**Your goal:** Copy, from the data below, every line that has "footer" in it.

Component data from apps and pages
# # # #

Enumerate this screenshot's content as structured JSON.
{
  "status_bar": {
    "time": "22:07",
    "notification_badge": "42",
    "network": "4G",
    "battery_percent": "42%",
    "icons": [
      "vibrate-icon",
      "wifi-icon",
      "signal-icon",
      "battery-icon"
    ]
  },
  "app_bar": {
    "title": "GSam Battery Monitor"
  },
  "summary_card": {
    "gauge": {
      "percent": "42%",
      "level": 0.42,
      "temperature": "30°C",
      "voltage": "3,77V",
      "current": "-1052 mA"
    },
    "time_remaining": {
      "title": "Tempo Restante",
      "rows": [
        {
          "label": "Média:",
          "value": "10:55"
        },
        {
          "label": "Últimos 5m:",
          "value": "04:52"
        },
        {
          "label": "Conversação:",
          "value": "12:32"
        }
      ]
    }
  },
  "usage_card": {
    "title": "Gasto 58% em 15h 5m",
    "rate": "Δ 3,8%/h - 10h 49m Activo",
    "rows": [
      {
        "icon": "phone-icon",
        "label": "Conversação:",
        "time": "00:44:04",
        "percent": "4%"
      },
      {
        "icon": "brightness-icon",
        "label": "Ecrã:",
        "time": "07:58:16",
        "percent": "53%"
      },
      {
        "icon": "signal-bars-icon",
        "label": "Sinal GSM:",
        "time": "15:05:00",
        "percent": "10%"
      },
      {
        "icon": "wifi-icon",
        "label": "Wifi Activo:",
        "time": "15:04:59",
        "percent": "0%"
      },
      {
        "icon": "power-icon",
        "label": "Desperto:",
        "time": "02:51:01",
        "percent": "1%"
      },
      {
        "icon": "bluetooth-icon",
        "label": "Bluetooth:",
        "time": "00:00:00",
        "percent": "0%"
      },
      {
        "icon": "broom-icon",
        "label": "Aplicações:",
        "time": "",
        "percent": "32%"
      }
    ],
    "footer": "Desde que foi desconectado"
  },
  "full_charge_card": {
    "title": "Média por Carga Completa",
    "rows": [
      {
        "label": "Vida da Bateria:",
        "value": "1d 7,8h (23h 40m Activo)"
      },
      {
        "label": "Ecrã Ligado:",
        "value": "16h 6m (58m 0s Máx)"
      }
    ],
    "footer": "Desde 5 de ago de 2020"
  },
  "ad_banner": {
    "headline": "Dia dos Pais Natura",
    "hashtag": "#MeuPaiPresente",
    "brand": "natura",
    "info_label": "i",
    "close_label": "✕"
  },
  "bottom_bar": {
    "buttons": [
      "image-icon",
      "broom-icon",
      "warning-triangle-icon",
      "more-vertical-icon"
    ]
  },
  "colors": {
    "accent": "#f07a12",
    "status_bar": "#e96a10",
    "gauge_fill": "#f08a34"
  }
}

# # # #

**Exercise solution:**
    "footer": "Desde que foi desconectado"
    "footer": "Desde 5 de ago de 2020"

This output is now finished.